This suggests that alternative measures to project future population may be used by the Council to justify continued growth of the city. The number of people on the waiting list for council/social housing is frequently used as a reason for building more homes, even though the Council often lets developers off their S106 contributions for affordable housing on the basis of viability. People on the housing waiting list do not need executive homes, they need genuinely affordable housing. The need for more good jobs is also a reason to grow the city. But are all the jobs being created well paid with good terms and conditions?
It would be hard to argue that the approach to growth in the city in the last ten years has been good for all residents”
Cardiff Council maintains that a bigger Cardiff is a better Cardiff, that the growth of the city will automatically benefit residents of the city. Walking through different parts of the city today makes very clear the stark inequalities between different neighbourhoods. It would be hard to argue that the approach to growth of the city in the last ten years has been good for all residents.
Cardiff has also declared a climate emergency and set out its aim of a carbon neutral city. Across the city demolition of buildings of various ages is taking place alongside construction, much of it concrete, sometimes referred to as the most destructive material on earth. Can this really be compatible with carbon neutrality?
Another key driver for action is the wellbeing of current and future generations. Cardiff Council, as with all public bodies in Wales, has to adhere to the Wellbeing of Future Generations Act 2015. This sets out seven wellbeing goals and five ways of working which public bodies must take into account when they are making decisions. A national wellbeing indicators framework has been developed to track progress against the wellbeing goals.
At a country level, an interesting alternative to GDP has been developed by the Carnegie Trust – an index of Gross Domestic Wellbeing. It is an holistic index which includes measures on the economy and environment, but also on personal wellbeing, health, education and skills and relationships so has much in common with the Wellbeing of Future Generations Act. How much emphasis will be placed on growing the economy in Cardiff as opposed to other aspects of our wellbeing and that of future generations?
In recent years, a number of different ways of looking at the economy in the context of climate and nature emergencies and the wellbeing of citizens have emerged, e.g. the circular economy, doughnut economics and steady state economics. Professor Calvin Jones, Deputy Dean for Public Value and External Relations at Cardiff Business School is one of the innovative economic thinkers considering how we can achieve good quality jobs for all that require them without a damaging focus on continuous growth for its own sake. He has said: ‘There’s something peculiarly odd about chasing economic growth on a finite planet with no end in sight’.

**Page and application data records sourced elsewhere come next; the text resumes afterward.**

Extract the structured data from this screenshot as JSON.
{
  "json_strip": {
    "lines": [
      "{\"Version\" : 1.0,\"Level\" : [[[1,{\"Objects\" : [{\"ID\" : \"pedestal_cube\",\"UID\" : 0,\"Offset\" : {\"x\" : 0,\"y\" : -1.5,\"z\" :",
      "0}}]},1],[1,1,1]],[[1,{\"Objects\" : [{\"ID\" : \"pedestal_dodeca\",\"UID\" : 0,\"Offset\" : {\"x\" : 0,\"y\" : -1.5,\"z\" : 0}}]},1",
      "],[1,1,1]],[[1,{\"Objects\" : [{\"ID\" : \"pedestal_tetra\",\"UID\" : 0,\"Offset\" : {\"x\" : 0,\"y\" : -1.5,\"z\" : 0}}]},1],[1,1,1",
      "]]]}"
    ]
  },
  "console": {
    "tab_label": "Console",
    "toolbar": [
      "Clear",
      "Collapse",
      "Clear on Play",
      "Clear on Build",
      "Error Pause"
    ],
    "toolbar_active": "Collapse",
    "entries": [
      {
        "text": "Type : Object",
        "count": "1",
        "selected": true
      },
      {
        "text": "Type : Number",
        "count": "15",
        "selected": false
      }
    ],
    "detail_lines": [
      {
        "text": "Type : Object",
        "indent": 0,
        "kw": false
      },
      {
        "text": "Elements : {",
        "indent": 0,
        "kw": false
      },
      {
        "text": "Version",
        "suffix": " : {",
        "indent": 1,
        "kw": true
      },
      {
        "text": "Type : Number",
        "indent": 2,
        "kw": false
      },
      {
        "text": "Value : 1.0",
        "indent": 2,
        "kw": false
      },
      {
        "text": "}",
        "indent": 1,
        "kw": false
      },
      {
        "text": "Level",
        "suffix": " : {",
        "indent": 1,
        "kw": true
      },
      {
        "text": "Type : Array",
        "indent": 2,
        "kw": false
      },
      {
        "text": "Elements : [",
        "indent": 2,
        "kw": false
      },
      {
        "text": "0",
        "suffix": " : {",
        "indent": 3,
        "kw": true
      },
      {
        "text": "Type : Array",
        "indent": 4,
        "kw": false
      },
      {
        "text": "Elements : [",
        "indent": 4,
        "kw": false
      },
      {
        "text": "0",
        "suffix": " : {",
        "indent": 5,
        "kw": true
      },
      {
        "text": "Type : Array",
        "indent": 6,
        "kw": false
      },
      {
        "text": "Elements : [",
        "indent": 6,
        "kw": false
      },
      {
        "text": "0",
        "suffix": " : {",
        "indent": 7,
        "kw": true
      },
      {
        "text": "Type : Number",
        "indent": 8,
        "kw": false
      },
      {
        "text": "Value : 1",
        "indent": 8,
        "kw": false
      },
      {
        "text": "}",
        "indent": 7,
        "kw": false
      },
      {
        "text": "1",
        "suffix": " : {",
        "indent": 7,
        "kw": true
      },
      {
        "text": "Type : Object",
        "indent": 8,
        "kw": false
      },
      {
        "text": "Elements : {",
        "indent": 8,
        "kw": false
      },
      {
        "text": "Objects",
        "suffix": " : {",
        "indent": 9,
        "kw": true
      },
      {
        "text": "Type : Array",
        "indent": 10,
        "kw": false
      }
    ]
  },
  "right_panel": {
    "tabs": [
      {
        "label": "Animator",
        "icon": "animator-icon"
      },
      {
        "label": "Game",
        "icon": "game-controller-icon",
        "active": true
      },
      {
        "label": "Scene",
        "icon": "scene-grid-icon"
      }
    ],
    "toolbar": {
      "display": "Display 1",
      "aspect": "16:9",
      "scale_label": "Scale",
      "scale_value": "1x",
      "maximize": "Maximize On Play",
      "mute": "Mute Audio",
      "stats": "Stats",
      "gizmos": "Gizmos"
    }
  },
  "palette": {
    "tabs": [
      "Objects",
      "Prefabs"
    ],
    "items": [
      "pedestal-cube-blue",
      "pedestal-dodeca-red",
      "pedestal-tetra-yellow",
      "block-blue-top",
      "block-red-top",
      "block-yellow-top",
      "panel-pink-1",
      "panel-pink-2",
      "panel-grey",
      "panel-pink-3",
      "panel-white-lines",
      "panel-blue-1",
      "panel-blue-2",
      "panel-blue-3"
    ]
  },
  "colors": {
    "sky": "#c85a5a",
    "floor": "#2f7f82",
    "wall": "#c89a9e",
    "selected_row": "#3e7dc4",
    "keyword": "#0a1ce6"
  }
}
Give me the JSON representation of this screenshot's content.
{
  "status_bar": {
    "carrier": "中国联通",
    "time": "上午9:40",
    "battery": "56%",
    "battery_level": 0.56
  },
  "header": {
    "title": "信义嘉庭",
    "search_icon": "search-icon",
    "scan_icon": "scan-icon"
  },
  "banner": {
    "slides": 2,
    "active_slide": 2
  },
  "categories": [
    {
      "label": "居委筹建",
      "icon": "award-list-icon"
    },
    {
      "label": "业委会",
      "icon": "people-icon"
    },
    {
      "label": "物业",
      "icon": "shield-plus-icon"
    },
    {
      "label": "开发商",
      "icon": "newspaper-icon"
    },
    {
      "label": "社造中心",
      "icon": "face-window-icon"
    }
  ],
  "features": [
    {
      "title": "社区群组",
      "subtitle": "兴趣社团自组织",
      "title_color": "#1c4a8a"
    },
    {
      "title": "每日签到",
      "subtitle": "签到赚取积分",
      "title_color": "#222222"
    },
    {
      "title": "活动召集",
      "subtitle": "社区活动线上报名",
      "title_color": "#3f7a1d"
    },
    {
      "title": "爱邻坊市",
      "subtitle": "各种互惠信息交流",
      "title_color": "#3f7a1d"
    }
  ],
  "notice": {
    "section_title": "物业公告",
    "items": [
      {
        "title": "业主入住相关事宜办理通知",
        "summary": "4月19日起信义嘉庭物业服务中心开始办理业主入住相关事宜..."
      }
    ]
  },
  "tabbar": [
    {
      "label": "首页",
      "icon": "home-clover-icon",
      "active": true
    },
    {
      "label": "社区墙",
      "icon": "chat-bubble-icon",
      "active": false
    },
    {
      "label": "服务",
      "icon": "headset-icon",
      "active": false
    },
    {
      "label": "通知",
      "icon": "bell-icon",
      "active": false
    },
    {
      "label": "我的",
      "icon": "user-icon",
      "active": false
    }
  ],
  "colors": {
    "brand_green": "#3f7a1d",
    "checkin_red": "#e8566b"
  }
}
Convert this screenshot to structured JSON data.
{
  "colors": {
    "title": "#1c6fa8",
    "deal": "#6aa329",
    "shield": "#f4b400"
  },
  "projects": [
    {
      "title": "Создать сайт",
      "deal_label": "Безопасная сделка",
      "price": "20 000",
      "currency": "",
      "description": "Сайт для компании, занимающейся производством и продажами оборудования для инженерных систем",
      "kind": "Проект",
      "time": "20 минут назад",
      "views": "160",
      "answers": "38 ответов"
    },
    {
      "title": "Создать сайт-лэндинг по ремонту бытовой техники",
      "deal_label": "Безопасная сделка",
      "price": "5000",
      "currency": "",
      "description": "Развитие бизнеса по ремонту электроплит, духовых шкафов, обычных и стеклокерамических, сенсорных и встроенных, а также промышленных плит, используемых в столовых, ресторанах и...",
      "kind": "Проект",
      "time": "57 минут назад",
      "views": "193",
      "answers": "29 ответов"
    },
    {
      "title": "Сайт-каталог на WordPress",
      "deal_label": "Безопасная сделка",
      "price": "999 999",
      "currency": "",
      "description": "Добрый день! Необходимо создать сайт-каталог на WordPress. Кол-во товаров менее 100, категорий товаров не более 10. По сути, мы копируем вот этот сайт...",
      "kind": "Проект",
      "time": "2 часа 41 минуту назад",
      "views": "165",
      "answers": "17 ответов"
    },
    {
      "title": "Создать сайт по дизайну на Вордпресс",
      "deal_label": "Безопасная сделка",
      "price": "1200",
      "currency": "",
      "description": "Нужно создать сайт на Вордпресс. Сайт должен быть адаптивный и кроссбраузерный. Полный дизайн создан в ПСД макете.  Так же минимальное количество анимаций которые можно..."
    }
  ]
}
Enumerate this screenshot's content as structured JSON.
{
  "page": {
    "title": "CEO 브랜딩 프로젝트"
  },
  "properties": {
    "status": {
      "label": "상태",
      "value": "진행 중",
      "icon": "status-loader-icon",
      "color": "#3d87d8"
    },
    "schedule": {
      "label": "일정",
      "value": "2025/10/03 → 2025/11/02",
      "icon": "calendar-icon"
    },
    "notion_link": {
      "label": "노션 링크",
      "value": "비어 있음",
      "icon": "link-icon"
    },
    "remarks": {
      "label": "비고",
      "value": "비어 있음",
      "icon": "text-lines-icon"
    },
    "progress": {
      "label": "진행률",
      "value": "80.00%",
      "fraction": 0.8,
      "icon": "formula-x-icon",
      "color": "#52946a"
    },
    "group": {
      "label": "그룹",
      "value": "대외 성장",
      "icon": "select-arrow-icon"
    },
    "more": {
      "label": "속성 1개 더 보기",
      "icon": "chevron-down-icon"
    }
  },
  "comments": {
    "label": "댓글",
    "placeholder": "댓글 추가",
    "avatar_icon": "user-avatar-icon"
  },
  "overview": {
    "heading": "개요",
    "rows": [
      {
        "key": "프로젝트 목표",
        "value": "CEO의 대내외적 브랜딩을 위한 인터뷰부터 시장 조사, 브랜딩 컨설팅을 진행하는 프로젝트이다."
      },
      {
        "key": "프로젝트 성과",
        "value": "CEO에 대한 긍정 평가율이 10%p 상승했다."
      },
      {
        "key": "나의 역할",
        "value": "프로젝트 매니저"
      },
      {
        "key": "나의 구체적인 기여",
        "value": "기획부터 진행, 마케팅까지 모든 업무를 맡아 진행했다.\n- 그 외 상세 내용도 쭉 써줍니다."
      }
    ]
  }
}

The growth that Cardiff Council are seeking to pursue should not be an end in and of itself. It must have a clear purpose; that should be about supporting wellbeing of current and future generations, reducing inequality and addressing both climate and nature emergencies. If it does not do this, then we should seriously question whether it should happen at all.